Several Canadian cities are marking the 10th anniversary of the Sept. 11 terrorist attacks, including the tiny Newfoundland community that sheltered and offered kindness to stranded travellers the day of the tragedy.

A memorial service is being held in Gander, N.L., the small town that became a temporary home for thousands of passengers on diverted international flights when the U.S. closed its airspace after the attacks on the World Trade Center and the Pentagon.

Residents of Gander and nearby communities, Gambo and Lewisporte, welcomed strangers into their homes, volunteered at makeshift shelters in town and donated food to the nearly 6,600 unexpected visitors for five days.

Hundreds of residents, dignitaries and visitors gathered in the local hockey rink that served as a giant walk-in fridge for food donated to the stranded travelers when the U.S. shut down its air space to all but military aircraft for the first time in history.

U.S. Ambassador David Jacobson along with Newfoundland and Labrador Premier Kathy Dunderdale attended the memorial service.

Jacobson said the unselfishness of the people of Gander, and of all Canadians, needs to be remembered.

He also said it is now a time to commemorate the bonds shared between Canadians and Americans.

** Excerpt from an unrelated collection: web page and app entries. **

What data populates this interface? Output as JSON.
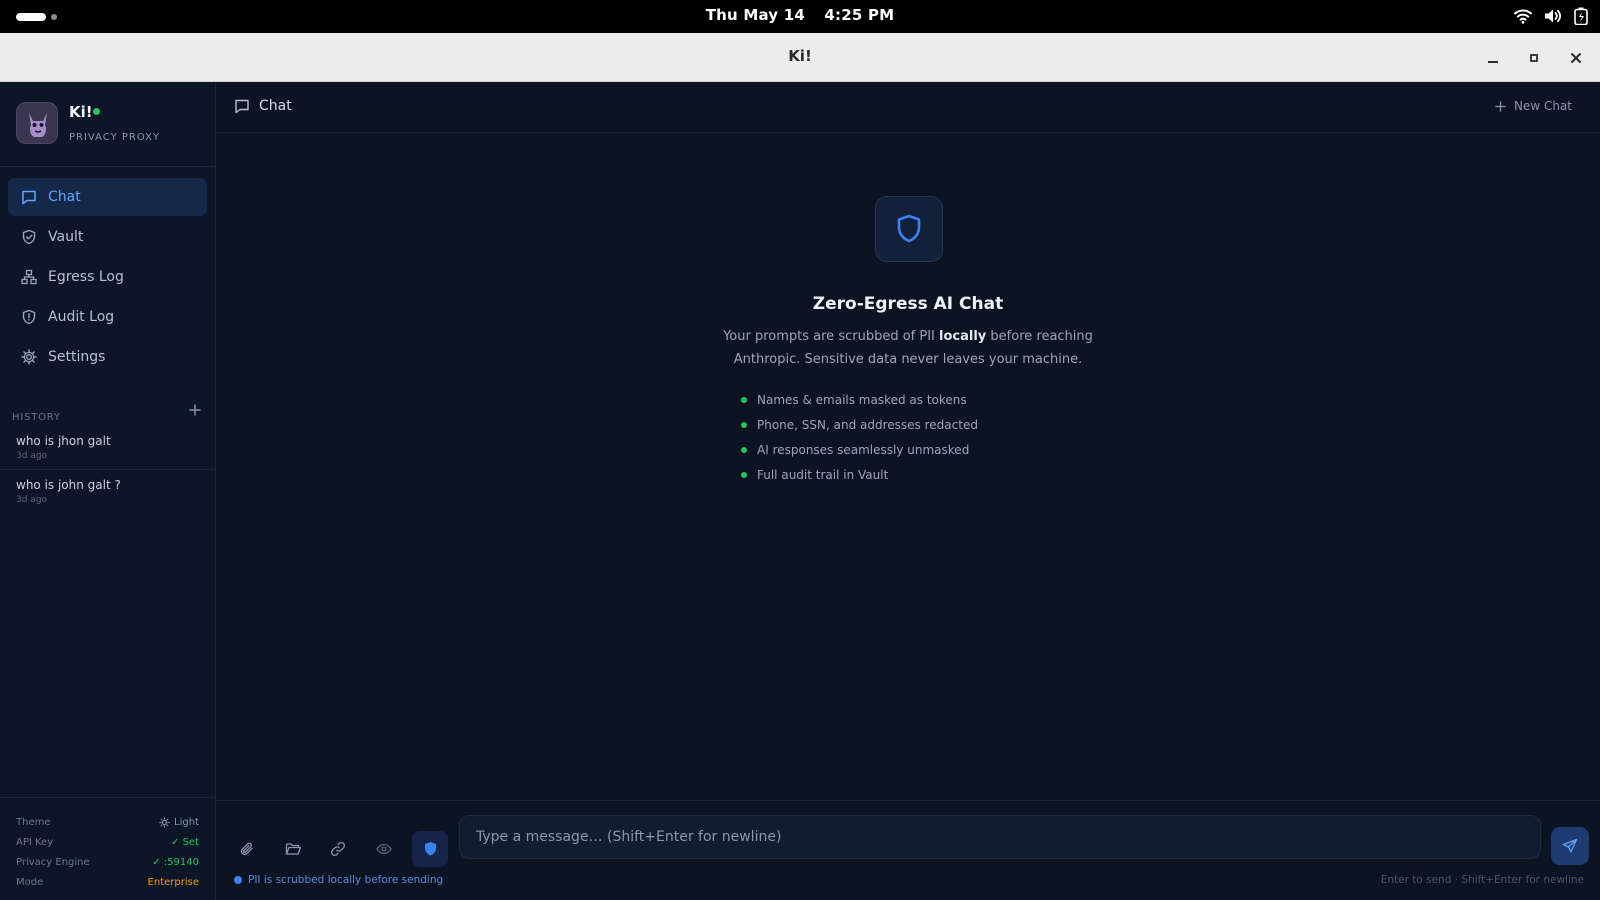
{
  "system": {
    "date": "Thu May 14",
    "time": "4:25 PM"
  },
  "window": {
    "title": "Ki!"
  },
  "brand": {
    "name": "Ki!",
    "subtitle": "PRIVACY PROXY",
    "status_color": "#22c55e"
  },
  "nav": [
    {
      "label": "Chat",
      "icon": "message-square-icon",
      "active": true
    },
    {
      "label": "Vault",
      "icon": "shield-check-icon",
      "active": false
    },
    {
      "label": "Egress Log",
      "icon": "network-icon",
      "active": false
    },
    {
      "label": "Audit Log",
      "icon": "shield-alert-icon",
      "active": false
    },
    {
      "label": "Settings",
      "icon": "gear-icon",
      "active": false
    }
  ],
  "history": {
    "label": "HISTORY",
    "items": [
      {
        "title": "who is jhon galt",
        "date": "3d ago"
      },
      {
        "title": "who is john galt ?",
        "date": "3d ago"
      }
    ]
  },
  "footer": {
    "theme": {
      "label": "Theme",
      "value": "Light"
    },
    "api_key": {
      "label": "API Key",
      "value": "✓ Set"
    },
    "privacy_engine": {
      "label": "Privacy Engine",
      "value": "✓ :59140"
    },
    "mode": {
      "label": "Mode",
      "value": "Enterprise"
    }
  },
  "main": {
    "header_title": "Chat",
    "new_chat_label": "New Chat",
    "hero": {
      "title": "Zero-Egress AI Chat",
      "desc_before": "Your prompts are scrubbed of PII ",
      "desc_bold": "locally",
      "desc_after": " before reaching Anthropic. Sensitive data never leaves your machine."
    },
    "features": [
      "Names & emails masked as tokens",
      "Phone, SSN, and addresses redacted",
      "AI responses seamlessly unmasked",
      "Full audit trail in Vault"
    ]
  },
  "composer": {
    "placeholder": "Type a message… (Shift+Enter for newline)",
    "note": "PII is scrubbed locally before sending",
    "hint": "Enter to send · Shift+Enter for newline"
  },
  "colors": {
    "accent": "#60a5fa",
    "active_bg": "#14284a",
    "success": "#22c55e",
    "warning": "#f59e0b"
  }
}
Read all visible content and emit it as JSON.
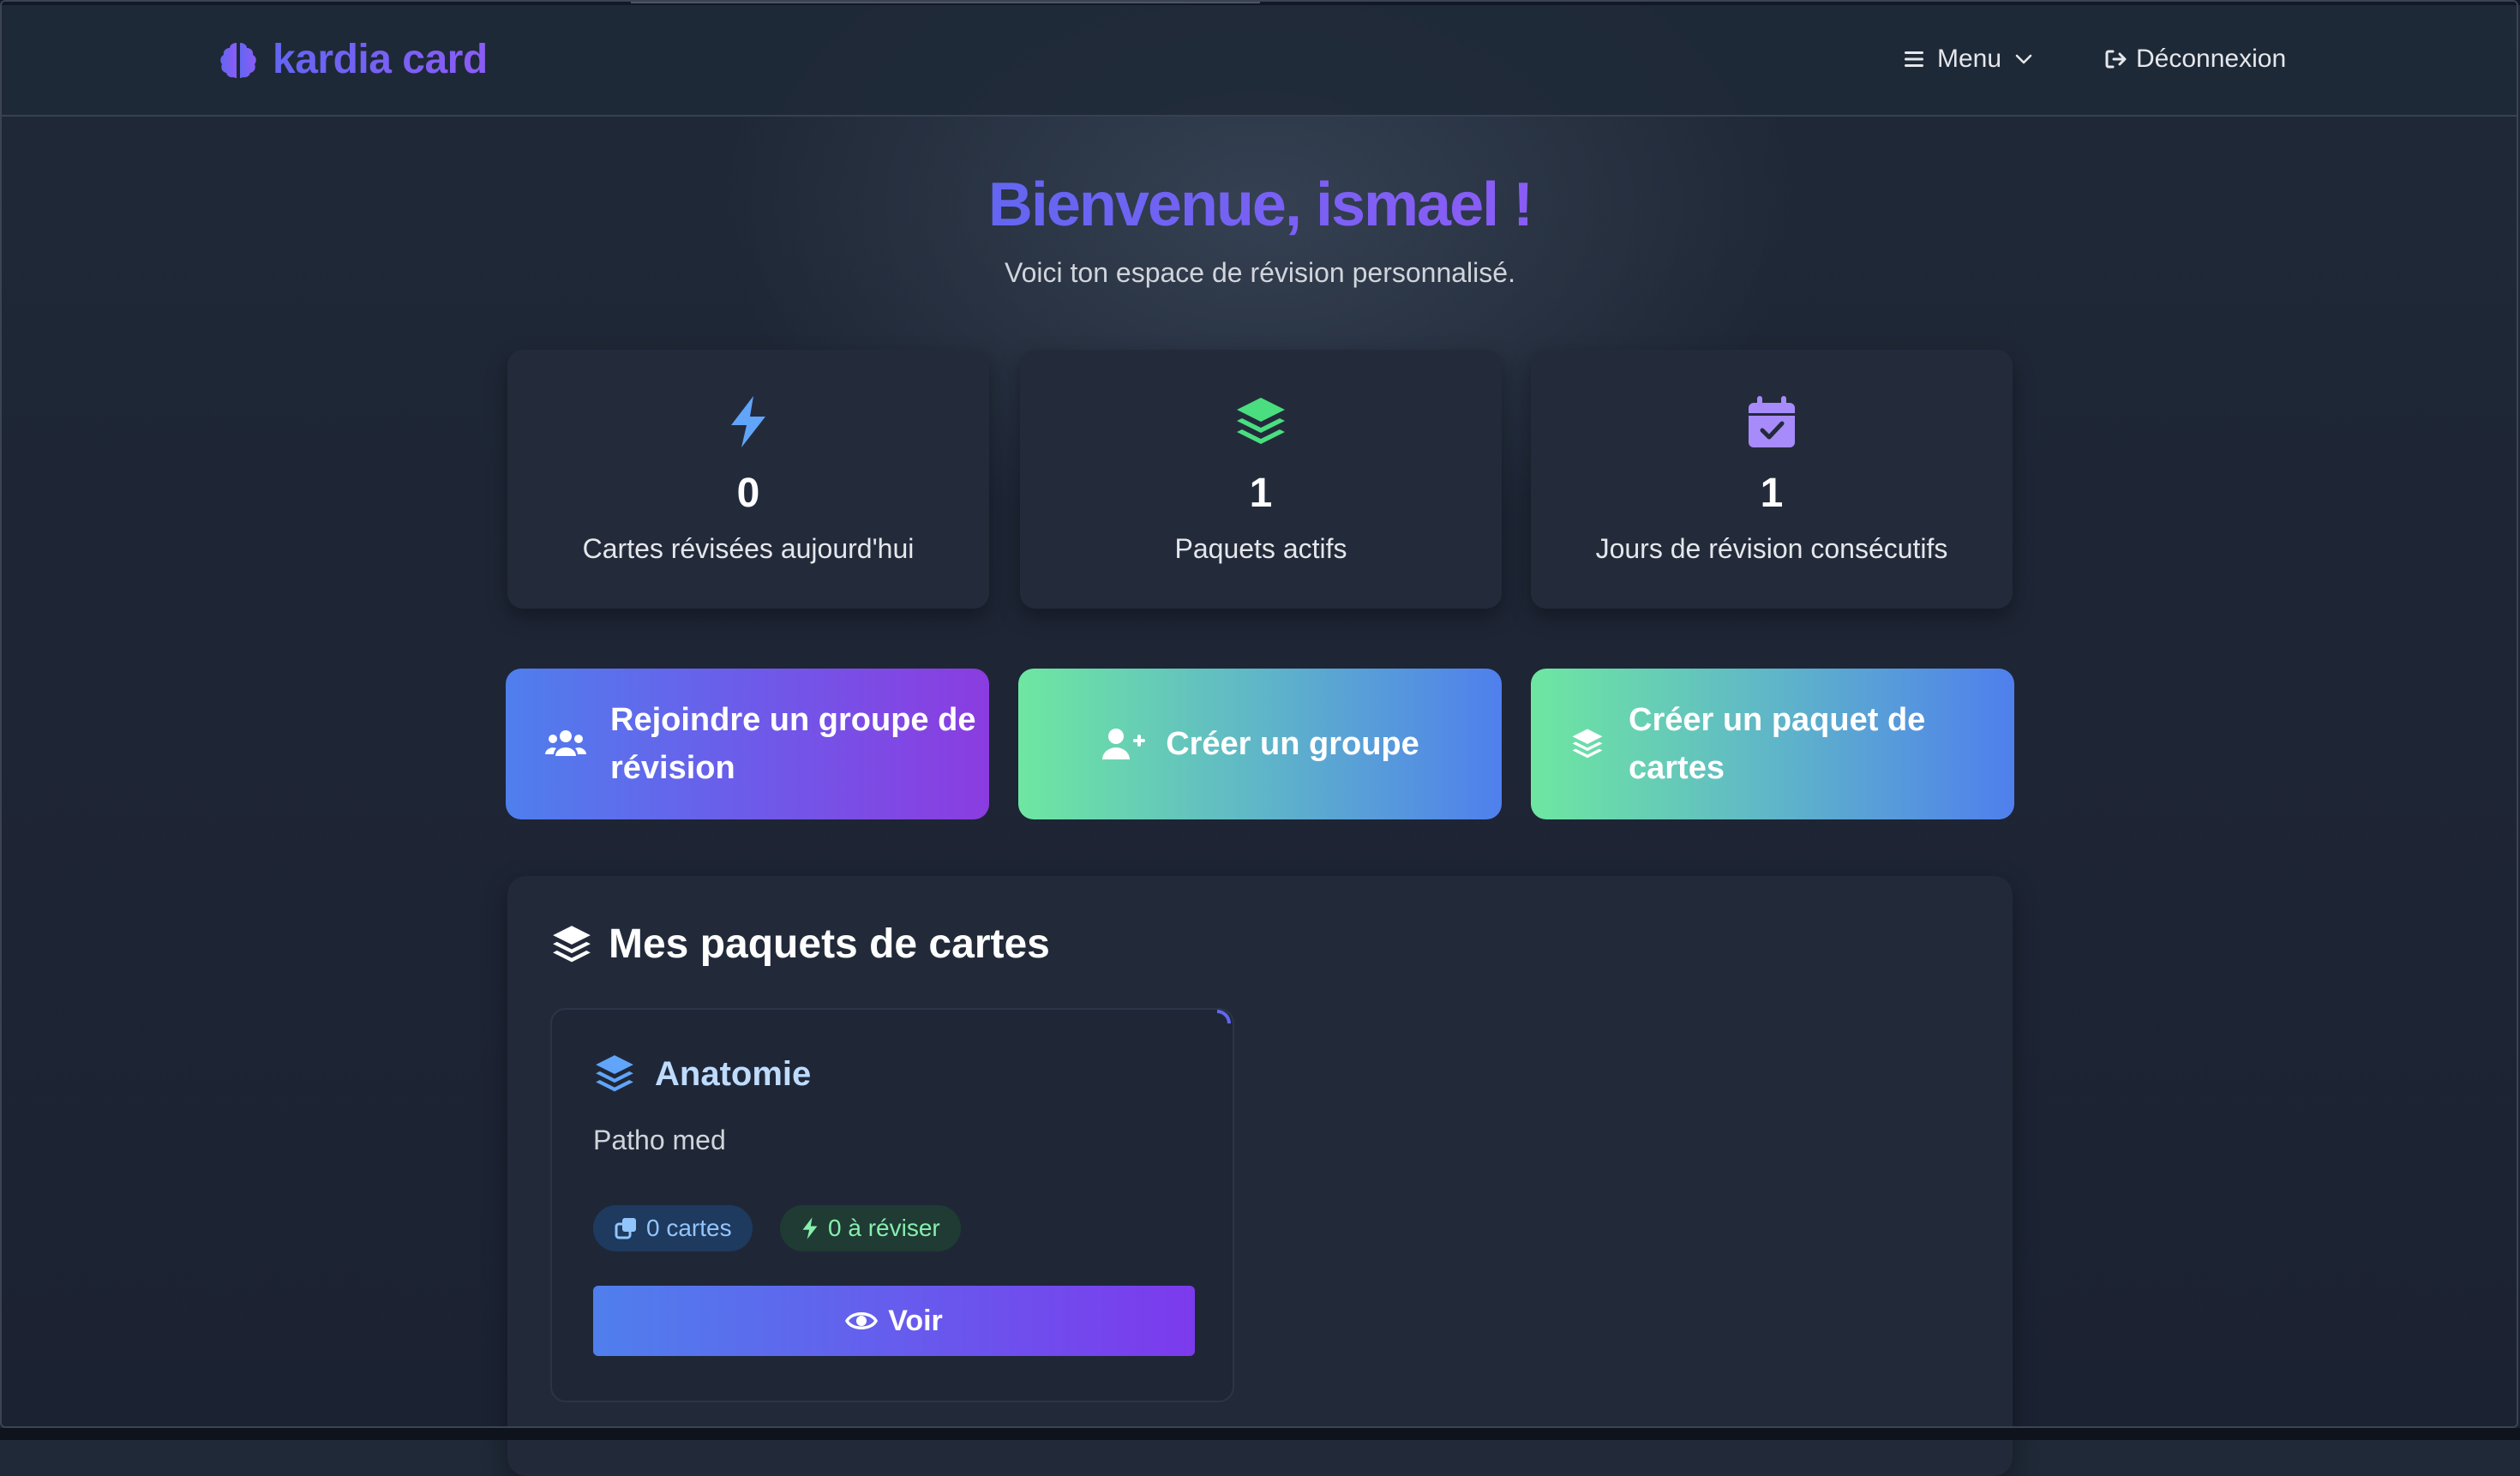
{
  "nav": {
    "brand": "kardia card",
    "menu_label": "Menu",
    "logout_label": "Déconnexion"
  },
  "hero": {
    "title": "Bienvenue, ismael !",
    "subtitle": "Voici ton espace de révision personnalisé."
  },
  "stats": [
    {
      "value": "0",
      "label": "Cartes révisées aujourd'hui",
      "icon": "bolt-icon",
      "color": "#60a5fa"
    },
    {
      "value": "1",
      "label": "Paquets actifs",
      "icon": "layers-icon",
      "color": "#4ade80"
    },
    {
      "value": "1",
      "label": "Jours de révision consécutifs",
      "icon": "calendar-check-icon",
      "color": "#a78bfa"
    }
  ],
  "actions": [
    {
      "label_line1": "Rejoindre un groupe de",
      "label_line2": "révision",
      "icon": "users-icon"
    },
    {
      "label_line1": "Créer un groupe",
      "icon": "user-plus-icon"
    },
    {
      "label_line1": "Créer un paquet de",
      "label_line2": "cartes",
      "icon": "layers-icon"
    }
  ],
  "decks_section": {
    "title": "Mes paquets de cartes",
    "decks": [
      {
        "name": "Anatomie",
        "description": "Patho med",
        "cards_badge": "0 cartes",
        "review_badge": "0 à réviser",
        "view_label": "Voir"
      }
    ]
  },
  "colors": {
    "accent_indigo": "#6366f1",
    "accent_purple": "#8b5cf6",
    "accent_blue": "#4f7fed",
    "accent_green": "#6ee7a1"
  }
}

"It's time to remind the world of our gratitude," he said. "It's time to celebrate the spirit of resilience, the spirit of defiance."

Gander Mayor Claude Elliott gave an emotional address, saying that the communities of Gander and neighbouring towns represented the exact opposite of the hate the terrorist acts reflected.

"Good can outfight evil any time," Elliott told the gathered crowd of residents and visitors on Sunday. "Human kindness and love and compassion are what our world is lacking today, we need more of it."

Children from the Gander Academy Grade 2 choir sang a song that included the lines "The future can be brighter, it's up to me and you."

Two steel beams from the World Trade Center, donated to the town of Gander, were unveiled at the ceremony. The rusting and slightly twisted beams, which were blessed during the ceremony, will be placed in the Gander Aviation Museum.

Reporting from Gander, CTV's Todd Battis called the atmosphere "almost festive" on Sunday as American visitors rekindled friendships with the residents who sheltered them 10 years ago.

Gander volunteer Beulah Cooper, 70, took three stranded passengers into her home and offered showers to several others.

Cooper, who also helped at a makeshift shelter in the local Royal Canadian Legion hall, said that helping is just something that comes naturally to Newfoundlanders.

"For the best part, we are very giving people and we tend to help each other without thinking twice," Cooper told The Canadian Press on Sunday.

Other communities in Canada's east coast, including Halifax and Moncton, N.B., also had planes crowd their runways when about 200 flights were diverted to Canadian airports.

In Halifax, 40 aircraft landed, releasing a combined 8,000 passengers on the city.

U.S. consul-general Anton Smith was in Halifax on Sunday to present a plaque to airport managers to thank employees and local residents for their help.

In Ottawa an open-air concert, attended by several hundred visitors, began at precisely 8:46 a.m., the moment the first plane hit the World Trade Center.

Jean Chretien, who was prime minister at the time of the attacks, also attended the concert on Sunday.

He recalled how 100,000 Canadians turned out on Parliament Hill to express their solidarity with Americans in the days immediately following 9-11.

"I remember too, the Friday, rather than have a service in a church, we decided that it was to be open, that we were not to go in hiding and we had 100,000 people on the Hill," he said, adding that the greatest moment was the moving three minutes of silence that day.

U.S. President Barack Obama thanked Canadians for their help in a letter sent to Prime Minister Stephen Harper last week.

He paid special tribute to the residents of Gander.

"We remember with gratitude and affection how the people of Canada offered us the comfort of friendship and extraordinary assistance that day and in the following days by opening their airports, homes and hearts to us," Obama wrote.

Prime Minister Stephen Harper is in New York for anniversary events at Ground Zero. Harper formally designated Sept. 11 as a national day of service to pay tribute to both the victims and the Canadian communities who helped stranded travelers.

There are also events planned for Ottawa, Edmonton, Toronto and Calgary.

Canada remembers:

Memorial services were held in other communities across Canada as well on Sunday.

In Montreal, Quebec Premier Jean Charest unveiled a plaque commemorating the attacks.

"We need to look ahead now, I think, with a renewed determination for tolerance and peace and openness if we want to avoid this kind of thing happening again," he said at the city's centre for international trade.

A tribute at Nathan Phillips Square in front of Toronto's City Hall included a march-past by Toronto police, fire and EMS honour guard units along with bagpipes and drummers from the city's paramedics.

A moment of silence was observed and the "Last Alarm" fire bell was repeatedly struck in honour of fallen first responders.

With files from The Canadian Press